● **Exercise objective**: Return the lines below that contain the word "土方开挖工程".

BEGIN

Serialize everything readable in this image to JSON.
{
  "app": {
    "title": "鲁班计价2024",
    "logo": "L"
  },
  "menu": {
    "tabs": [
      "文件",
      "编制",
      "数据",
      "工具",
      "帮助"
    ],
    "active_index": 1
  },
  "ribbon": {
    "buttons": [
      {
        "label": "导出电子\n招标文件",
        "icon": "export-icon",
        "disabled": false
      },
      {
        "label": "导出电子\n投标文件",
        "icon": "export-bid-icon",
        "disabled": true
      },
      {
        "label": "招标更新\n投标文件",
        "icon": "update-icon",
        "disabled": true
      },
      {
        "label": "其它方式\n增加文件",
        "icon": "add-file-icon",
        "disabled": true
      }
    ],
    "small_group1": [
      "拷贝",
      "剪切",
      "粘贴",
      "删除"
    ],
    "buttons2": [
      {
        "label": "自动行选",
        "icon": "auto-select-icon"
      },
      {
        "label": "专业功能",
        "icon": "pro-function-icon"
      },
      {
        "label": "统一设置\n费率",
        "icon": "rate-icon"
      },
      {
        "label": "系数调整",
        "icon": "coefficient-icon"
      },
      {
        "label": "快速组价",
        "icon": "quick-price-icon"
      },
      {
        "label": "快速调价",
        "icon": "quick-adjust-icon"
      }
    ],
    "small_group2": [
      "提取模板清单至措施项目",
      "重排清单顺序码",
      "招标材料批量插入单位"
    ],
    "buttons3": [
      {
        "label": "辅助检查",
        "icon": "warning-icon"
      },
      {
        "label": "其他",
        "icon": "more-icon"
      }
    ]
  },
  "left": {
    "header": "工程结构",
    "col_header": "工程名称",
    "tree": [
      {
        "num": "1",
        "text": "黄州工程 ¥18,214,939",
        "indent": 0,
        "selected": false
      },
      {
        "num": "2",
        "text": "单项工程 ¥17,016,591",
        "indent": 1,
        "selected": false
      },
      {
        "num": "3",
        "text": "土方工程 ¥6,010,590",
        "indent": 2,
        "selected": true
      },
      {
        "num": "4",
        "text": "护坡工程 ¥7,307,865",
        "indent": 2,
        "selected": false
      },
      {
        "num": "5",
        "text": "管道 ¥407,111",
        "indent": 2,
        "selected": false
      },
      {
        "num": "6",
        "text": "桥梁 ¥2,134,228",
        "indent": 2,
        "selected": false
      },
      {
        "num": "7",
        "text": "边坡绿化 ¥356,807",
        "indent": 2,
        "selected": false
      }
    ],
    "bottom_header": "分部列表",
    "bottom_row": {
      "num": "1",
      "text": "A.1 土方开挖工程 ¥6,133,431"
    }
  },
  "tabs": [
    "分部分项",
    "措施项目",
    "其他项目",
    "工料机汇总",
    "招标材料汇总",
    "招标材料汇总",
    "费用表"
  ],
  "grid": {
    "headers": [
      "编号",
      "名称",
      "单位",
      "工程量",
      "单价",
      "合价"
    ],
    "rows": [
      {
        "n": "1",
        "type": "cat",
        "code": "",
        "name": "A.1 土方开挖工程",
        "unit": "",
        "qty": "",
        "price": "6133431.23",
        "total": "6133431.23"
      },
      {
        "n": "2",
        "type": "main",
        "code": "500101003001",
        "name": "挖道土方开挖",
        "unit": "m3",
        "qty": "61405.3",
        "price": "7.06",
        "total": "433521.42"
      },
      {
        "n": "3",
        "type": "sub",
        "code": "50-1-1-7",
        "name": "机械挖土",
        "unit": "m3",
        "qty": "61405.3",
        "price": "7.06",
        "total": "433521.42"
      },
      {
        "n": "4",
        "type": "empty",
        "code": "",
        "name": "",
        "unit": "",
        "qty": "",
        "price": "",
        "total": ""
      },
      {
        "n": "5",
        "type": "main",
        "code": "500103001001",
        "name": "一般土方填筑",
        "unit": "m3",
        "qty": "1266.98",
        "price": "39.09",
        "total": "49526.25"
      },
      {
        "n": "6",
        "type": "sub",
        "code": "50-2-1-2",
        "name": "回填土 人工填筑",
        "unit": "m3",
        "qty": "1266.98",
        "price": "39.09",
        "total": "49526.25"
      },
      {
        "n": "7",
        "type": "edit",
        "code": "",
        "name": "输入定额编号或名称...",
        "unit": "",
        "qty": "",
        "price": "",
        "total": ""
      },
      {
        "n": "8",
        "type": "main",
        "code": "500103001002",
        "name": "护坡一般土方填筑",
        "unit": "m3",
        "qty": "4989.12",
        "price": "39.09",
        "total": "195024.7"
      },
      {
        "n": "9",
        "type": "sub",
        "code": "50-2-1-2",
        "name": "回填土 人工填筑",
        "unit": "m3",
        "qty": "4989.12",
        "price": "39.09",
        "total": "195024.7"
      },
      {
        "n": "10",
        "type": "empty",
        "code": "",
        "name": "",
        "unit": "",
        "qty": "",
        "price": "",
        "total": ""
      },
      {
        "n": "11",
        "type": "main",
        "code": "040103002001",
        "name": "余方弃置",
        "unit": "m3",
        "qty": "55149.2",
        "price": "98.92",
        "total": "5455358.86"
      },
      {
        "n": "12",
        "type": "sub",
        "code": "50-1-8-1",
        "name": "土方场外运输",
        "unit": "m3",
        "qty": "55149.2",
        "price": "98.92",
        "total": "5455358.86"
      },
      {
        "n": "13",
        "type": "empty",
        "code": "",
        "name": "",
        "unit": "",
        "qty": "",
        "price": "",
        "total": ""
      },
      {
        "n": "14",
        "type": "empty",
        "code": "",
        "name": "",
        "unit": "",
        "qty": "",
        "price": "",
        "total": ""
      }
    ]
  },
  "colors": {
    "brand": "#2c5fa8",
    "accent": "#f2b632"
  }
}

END

● **Reply**:
      "text": "A.1 土方开挖工程 ¥6,133,431"
        "name": "A.1 土方开挖工程",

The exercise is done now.